You’ll notice each of the games displays the keywords or definitions in a funny looking font. This is a bit of an experiment based on some research at RMIT University in Melbourne Australia on how to make your brain engage more to remember what you read.

Some of my students find this useful and some find the font really annoying. The jury’s out on that one, so you can turn it off on the About page if you find the text too hard to read!

I hope it’s useful. Let me know if you have any suggestions or spot any mistakes.

Free GCSE Computer Science Revision Games

I’ve got some brilliant Computer Science students in my classes this year. Some of them are really keen to understand how stuff works but struggle in an exam to understand and use the right key words.

I’ve been meaning to put together a selection of game based learning activities for ages and so I thought it’d be useful to try to make some that students could pick up and play with a spare 5 minutes, either at the start of a lesson whilst I’m checking homework or whilst they’re on the bus or wherever.

So, this is a work in progress, but I think it’s ready to be shared: tools.withcode.uk/keywords

Free GCSE Computer Science revision games

Most resources online seem to be for OCR or AQA GCSE Computer Science but I teach the Edexcel GCSE Computer Science so I wanted some resources that students could use to revise for that.

There are 84 learning objectives, split into 6 topics. Spread across those learning objectives are over 500 pairs of keywords with matching definitions.

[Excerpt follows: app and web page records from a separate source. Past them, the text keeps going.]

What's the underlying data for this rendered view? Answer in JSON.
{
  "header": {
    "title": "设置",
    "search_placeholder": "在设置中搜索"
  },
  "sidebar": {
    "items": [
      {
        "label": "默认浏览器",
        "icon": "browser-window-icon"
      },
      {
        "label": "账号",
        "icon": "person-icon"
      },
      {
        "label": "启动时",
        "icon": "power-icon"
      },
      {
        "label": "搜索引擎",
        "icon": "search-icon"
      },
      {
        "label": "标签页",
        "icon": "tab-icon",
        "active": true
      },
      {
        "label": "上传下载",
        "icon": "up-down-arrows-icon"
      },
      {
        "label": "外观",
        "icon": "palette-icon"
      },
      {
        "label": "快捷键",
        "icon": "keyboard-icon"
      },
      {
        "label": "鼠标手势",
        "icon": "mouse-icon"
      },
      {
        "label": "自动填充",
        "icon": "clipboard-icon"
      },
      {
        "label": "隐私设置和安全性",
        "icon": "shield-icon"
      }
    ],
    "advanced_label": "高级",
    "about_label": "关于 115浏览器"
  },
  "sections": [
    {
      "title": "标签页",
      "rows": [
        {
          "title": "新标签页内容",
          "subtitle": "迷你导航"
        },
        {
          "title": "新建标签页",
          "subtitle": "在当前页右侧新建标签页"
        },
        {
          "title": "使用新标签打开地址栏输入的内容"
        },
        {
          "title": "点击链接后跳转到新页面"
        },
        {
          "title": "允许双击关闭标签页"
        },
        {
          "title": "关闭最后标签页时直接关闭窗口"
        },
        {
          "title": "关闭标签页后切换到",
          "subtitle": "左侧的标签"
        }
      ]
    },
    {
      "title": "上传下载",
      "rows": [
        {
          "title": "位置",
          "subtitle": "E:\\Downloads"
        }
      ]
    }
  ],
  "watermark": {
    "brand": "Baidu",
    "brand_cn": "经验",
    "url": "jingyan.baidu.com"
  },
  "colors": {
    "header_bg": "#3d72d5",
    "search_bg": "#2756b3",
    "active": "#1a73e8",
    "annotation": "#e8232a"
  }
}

The plan is to have a load of micro revision games that you can use to learn or test yourself on each of those keywords and their definitions. So far I’ve made 4 games:


Snake: press W, A, S or D to direct the snake to eat each letter of a keyword when you’re given its definition

Eliminate: Rule out all of the keywords that don’t match a definition until you’re left with the right one.


Hangman keyword: Guess letters of a keyword when you’re given its definition.
and 
Hangman definition: Guess letters of a definition when you’re given a keyword.

Alternatively, you can choose any game at random

Randomly play any of the above games

You’ll notice each of the games displays the keywords or definitions in a funny looking font. This is a bit of an experiment based on some research at RMIT University in Melbourne Australia on how to make your brain engage more to remember what you read.

Some of my students find this useful and some find the font really annoying. The jury’s out on that one, so you can turn it off on the About page if you find the text too hard to read!

I hope it’s useful. Let me know if you have any suggestions or spot any mistakes.